This was a very fun activity and Cheri and I look forward to doing it again. There are plenty of items hidden around the area we live, so we don’t even have to go far to find treasure! I feel like a 21st century pirate!
Today I listed a number of my physics textbooks for sale on Half.com. I guess I just realized today that I’ll probably never need textbooks about quantum mechanics, mathematical methods, analytical mechanics, or linear algebra ever again. Its kind of depressing to a certain extent. I mean I spent five years of my life devoted to physics, and now I’m more or less leaving it behind. And I know that five years is only a small fraction of the rest of the life I will live, but I just feel a certain connection to the subject. I prided myself with the fact that I majored in physics. I loved the reactions I would get. The pleas from people to help them with their introductory physics courses or math classes. The inherent geekiness that went along with being a physics major. I just tended to identify a large part of myself with being a physics geek. And not one of those geeks that follow physics superficially by reading books by Stephen Hawking or Brian Greene but actually being a physicist-in-training. Not only did I know about the subjects studied in physics, but I knew how it all worked mathematically as well.
It makes me look to the future as my graduate school adventure in Forensic Science is about to begin. Will I become a Forensic Science geek as well? Will I learn jokes that only forensic scientists will get? Will I buy forensic science t-shirts to display proudly my degree program as I trot around campus?
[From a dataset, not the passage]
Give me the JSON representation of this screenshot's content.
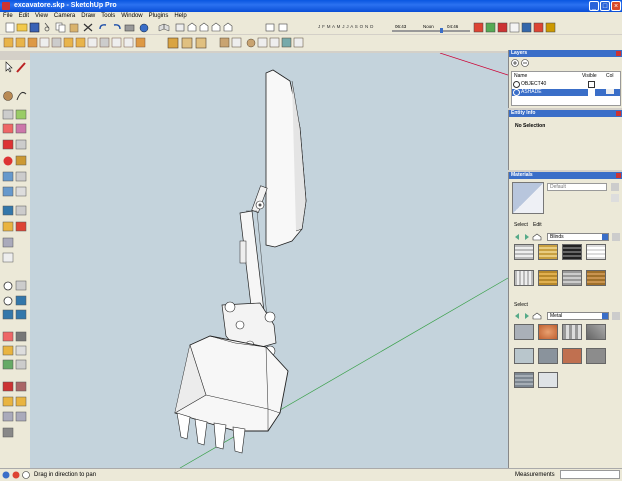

Will I make friends with fellow geeks who are proud of what they study?
I sure hope so. Otherwise it will be a slow two years.
Technorati: graduate school, forensic science, physics, books, science
Recently I’ve gotten addicted to rating items on Amazon.com. This is a part of my goal to “improve” my recommendations. But I have been having some issues with this system.
If I give a book, DVD, or CD a high rating, then it’ll spit out recommendations for books by the same author, movies by the same director, or CDs by the same artist. Now I understand that their logic for this is that, “Hey, if he loved that one Kelly Clarkson album, then surely he’ll love every other album made by an American Idol contestant plus any other pop music!” This, thankfully, is not the case.
Surprisingly, I like “Breakaway” by Kelly Clarkson. But that doesn’t mean that I necessarily want to go out and buy Carrie Underwood’s, Bo Bice’s and Clay Aiken’s albums.
On the same course, I’ve read and enjoyed a number of Kurt Vonnegut’s books . And now because of that, Amazon feels that I need to have every book written by him. Now I’m sure some may argue that Amazon got this one right, but I don’t really feel that way.
The main thing that irks me about it is that I know that I like Kurt Vonnegut, and I’m sure that I would love every one of his books. But why can’t it take that logical step and recommend something else? Who knows, I guess it has to do with the algorithm it uses. Until they fix that, I’ll continue telling it that I’m not interested in Britney Spears’ oeuvre.
Technorati: kelly clarkson, kurt vonnegut, vonnegut, music, books, amazon.com